Dev Talk #1 – Hear from the devs of Gerda: A Flame in Winter
Check out the first in a new mini-series of dev talks with Hans and Shalev from PortaPlay, the developers behind Gerda: A Flame in Winter.
We recently had the pleasure of hosting some of the PortaPlay team in our Paris office and we thought we’d make the most of it by recording an interview with them so you could learn more about Gerda: A Flame in Winter and the people behind it!
The first in the series introduces the game straight from PortaPlay’s mouth. We hear from Hans Von Knut Skovfoged, the CEO and Creative Director, and Shalev Moran, the Lead Designer. Together, they talk more about the game, the tough situation Gerda is forced into, and how hard it will be for her to get out of it unchanged.
Save the date – you can wishlist Gerda: A Flame in Winter on Steam so you don’t forget the date! It releases on September 1, 2022, on Nintendo Switch and Steam.
Can you introduce yourself and your title at PortaPlay?
Shalev: Hi. I’m Shalev Moran. I’m the lead designer at PortaPlay.
Hans: Hi I’m Hans Von Knut Skovfoged, I’m the CEO and Creative Director at PortaPlay.
Can you tell us more about Gerda: A Flame in Winter?
Shalev: Gerda: A Flame in Winter is an adventure RPG somewhere in the middle between these two genres. A game where you make a lot of decisions about your relationships and your connections to different people while trying to navigate a lot of tense situations.

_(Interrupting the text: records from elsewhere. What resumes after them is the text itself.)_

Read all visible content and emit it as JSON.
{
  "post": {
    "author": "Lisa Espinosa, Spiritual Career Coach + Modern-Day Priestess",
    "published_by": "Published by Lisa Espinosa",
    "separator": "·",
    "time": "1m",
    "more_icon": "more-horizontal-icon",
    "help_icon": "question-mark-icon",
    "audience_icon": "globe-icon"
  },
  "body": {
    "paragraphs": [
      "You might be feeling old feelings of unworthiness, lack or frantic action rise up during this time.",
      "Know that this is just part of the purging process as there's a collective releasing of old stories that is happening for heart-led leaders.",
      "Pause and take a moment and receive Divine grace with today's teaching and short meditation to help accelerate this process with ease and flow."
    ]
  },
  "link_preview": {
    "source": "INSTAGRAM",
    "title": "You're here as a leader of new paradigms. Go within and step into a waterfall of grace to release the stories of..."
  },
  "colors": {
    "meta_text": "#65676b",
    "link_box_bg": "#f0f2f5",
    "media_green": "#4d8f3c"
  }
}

Hans: The game is about a normal woman, a civilian, which during wartime is met with a lot of different challenges and dilemmas caught between the occupational forces and the local inhabitants. Someone in her family is in danger and she has to save them. But how? How can you stand up to oppression when you’re just a civilian?

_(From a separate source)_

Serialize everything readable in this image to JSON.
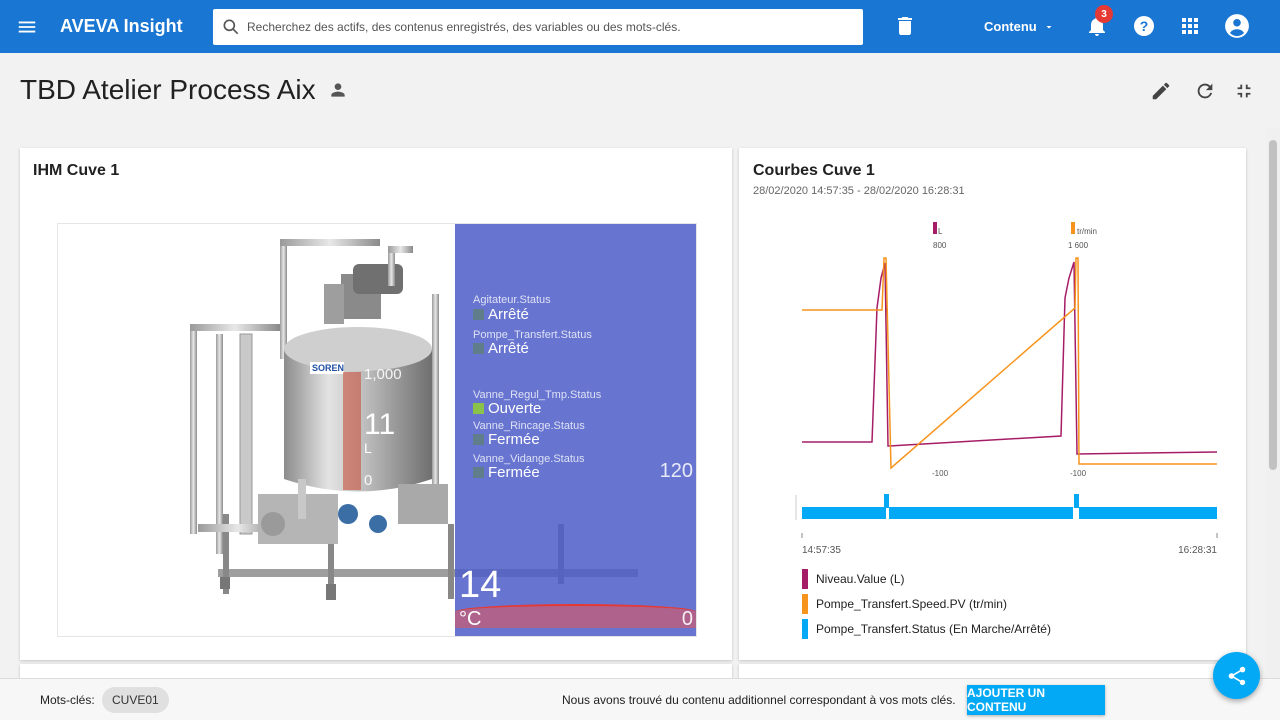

What are the questions you seek to ask with this game?
Shalev: What are the questions that we seek to bring up with Gerda: A Flame in Winter? Perhaps first and foremost is how are you willing to act when you don’t have a clean way out? In times of crisis, you don’t get to be the image of justice. You have to get your hands dirty or you have to make choices that are not perfect and will not satisfy everybody. And when that happens and you still have to act, what kind of action do you do? So that’s maybe the first motivation.
Hans: Another motivation for doing Gerda is we really wanted a game where there was other ways of solving things than shooting and blowing things up. We really wanted a game where you as a nurse and not only a nurse who tries to save lives, but a nurse who’s half Danish and half German, so have family on each side of the conflict, helps to solve the problem. And if your course in life to save lives, then of course, you have to somehow try to save everybody. So doing a game where you try to figure out ways to solve this, to save as many people as possible, has been one of the goals with this game and trying to do that. Well, it might be hard, it might be easy. It might be impossible. We won’t reveal that. But we can just say, as in real life, then pleasing everybody can be really hard.